Terms & Conditions
Similar to the product information, T&Cs are a must across all financial services products, as long as they are labelled, displayed and given the same prominence as the rest of the content on the page then you can easily add them into the page via an expandable nav – so all the information you need is on one page and easily accessible (no matter how long they are, and take it from me… some can be quite wordy).
Customer Service and Contact Us
Not all customers who come to your site via a mobile will want to convert via a mobile (yes I can here you now… “..thats not what I read in a report last week/heard at a conference..”), some will need further help in making the right decision. Some customers feel better (and hopefully convert) talking the application through over the phone, especially when it comes to financial products like Life or Home Insurance, so make sure you have contact details clearly displayed as you wouldn’t want to lose them once they are on site.
LV have a clutter free and make it easy for customers to phone their call centre – displaying their opening times clearly indicates to a customer of the opening hours, as the last thing you want is a customer to call and find the office is closed (personally, I find those automated messages highly annoying).
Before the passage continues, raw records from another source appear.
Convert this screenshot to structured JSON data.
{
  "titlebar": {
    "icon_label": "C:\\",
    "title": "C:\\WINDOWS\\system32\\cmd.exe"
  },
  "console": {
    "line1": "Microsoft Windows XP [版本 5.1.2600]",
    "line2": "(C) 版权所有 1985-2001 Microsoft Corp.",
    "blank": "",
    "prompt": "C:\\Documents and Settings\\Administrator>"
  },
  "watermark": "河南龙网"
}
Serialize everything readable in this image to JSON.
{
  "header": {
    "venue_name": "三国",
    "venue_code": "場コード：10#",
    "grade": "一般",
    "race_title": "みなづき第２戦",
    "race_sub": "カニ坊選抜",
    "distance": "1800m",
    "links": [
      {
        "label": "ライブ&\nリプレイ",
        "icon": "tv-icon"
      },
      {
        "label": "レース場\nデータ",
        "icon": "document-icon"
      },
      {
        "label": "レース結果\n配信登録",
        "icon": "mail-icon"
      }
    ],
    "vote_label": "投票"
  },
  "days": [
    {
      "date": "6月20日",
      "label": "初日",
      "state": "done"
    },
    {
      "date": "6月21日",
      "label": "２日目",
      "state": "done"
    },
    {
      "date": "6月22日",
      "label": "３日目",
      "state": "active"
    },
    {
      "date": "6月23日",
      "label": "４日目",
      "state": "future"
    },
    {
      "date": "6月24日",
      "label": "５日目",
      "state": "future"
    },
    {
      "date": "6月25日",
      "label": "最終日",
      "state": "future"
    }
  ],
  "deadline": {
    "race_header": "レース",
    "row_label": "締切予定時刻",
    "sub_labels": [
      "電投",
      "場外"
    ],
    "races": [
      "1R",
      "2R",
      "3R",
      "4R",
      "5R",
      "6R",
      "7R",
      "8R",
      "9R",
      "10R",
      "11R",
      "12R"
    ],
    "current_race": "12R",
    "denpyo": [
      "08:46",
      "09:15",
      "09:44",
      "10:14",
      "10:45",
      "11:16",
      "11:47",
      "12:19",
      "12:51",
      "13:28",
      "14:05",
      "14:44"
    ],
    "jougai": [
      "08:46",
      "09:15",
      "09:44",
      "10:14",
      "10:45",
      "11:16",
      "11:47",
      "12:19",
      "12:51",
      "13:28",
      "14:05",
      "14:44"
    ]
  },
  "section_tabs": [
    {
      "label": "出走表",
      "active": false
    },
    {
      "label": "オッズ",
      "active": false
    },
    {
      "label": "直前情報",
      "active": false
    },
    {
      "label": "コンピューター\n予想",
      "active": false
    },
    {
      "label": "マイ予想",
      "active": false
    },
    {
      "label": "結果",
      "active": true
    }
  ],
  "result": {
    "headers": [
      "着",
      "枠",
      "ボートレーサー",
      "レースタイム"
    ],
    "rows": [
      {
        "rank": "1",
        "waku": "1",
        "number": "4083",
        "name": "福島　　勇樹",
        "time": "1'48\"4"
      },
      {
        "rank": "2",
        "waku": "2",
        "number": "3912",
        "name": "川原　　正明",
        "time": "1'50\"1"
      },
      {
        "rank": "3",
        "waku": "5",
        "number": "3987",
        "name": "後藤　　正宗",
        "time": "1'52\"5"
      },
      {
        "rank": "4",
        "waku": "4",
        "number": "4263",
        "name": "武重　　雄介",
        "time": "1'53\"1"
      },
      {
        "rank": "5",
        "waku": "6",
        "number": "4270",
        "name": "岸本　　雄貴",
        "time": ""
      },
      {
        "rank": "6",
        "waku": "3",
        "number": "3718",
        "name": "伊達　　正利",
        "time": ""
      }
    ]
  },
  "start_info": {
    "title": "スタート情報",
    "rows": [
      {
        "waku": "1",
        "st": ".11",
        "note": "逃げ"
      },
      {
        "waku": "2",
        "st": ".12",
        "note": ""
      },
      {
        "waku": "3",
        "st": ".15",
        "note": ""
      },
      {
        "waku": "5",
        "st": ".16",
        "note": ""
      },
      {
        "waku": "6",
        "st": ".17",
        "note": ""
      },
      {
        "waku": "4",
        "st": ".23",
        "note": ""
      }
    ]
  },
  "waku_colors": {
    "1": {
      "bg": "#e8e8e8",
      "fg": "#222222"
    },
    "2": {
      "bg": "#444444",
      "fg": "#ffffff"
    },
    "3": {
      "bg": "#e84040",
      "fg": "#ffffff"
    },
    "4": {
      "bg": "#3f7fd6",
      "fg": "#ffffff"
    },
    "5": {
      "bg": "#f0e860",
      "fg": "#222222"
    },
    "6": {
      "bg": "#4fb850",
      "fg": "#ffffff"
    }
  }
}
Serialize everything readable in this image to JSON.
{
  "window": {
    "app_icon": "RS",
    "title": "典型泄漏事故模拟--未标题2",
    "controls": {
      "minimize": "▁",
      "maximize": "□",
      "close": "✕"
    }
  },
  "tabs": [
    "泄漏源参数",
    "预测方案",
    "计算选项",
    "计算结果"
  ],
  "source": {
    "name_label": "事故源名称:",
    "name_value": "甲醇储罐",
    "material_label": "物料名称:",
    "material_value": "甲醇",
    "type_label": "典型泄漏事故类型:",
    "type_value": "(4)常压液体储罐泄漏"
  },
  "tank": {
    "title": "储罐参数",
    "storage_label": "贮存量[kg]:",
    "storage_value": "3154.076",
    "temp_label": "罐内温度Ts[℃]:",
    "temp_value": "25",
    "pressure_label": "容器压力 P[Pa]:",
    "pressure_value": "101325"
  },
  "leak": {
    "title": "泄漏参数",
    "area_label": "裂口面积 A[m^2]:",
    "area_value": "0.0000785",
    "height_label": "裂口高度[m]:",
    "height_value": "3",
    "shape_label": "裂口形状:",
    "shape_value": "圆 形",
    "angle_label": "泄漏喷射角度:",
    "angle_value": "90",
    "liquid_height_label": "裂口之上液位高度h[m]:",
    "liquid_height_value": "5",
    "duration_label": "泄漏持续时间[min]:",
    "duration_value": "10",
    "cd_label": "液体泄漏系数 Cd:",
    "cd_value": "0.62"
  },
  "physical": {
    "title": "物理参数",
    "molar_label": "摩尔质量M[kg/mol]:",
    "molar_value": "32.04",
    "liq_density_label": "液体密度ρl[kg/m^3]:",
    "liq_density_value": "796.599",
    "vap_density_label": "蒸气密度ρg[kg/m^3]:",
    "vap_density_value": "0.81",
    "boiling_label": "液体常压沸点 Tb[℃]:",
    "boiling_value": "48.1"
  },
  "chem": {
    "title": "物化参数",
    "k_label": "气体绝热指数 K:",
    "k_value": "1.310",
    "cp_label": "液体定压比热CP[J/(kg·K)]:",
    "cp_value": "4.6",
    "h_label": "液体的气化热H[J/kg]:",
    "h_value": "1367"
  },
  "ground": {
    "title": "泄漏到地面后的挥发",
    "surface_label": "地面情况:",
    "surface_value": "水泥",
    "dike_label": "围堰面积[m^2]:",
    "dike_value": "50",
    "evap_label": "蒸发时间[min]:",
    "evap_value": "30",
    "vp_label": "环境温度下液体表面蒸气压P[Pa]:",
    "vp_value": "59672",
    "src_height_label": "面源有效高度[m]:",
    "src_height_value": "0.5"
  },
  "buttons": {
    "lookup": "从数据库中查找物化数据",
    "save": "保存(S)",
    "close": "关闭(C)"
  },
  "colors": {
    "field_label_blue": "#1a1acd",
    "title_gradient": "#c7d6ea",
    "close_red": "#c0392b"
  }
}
Reasons to believe; reviews
Visitors to your website want to make sure that are with a brand they can trust, after all they’re taking out products to cover themselves should the worst happen or investment style products where they want to make sure their savings are safe. We all know the benefits of ratings and reviews for brands where they retail clothing, hotel stays, holidays, food and so on but we need to transfer this open and visible way in the financial services industry.
Within the industry we need to feel confident that if a customer leaves negative feedback as a review, then its an area that needs to be improved – making sure that other customers don’t have that experience in the future. We see it time and time again across social as a channel for customers to discuss an issue directly with a brand (rather than jump on a call to a call centre to complain).
Outside of using reviews, many financial service brands use Defaqto and awards that they have been nominated or won – again adding some authority to being a trusted brand.
LV include ratings and reviews of not only the product, but LV as an overall experience and brand too. Personally, I feel it imparts a level of trust and as a potential customer I can quickly read what others have been through.
When including ratings and reviews, make sure:
- You have buy in from all stakeholders across the brand
- To make them visible on every device high up the page
- You allow the user to click and read the reviews (try to keep them onsite where possible)
- You use a review company that is well known in the industry
As I am going through this journey now, these are just some of the considerations and challenges that I am working on, the list isn’t exhaustive, but I feel the elements highlighted should form a part of each area of the site you start to develop and how to overcome some of the challenges around content placements and stack some of the very long and copy heavy pages. If you feel I have missed out on some areas, please leave a comment below – and good luck!
In the end just try to keep it simple, clutter free and give your visitors the right signals to get to where they want easily and as pain free as possible.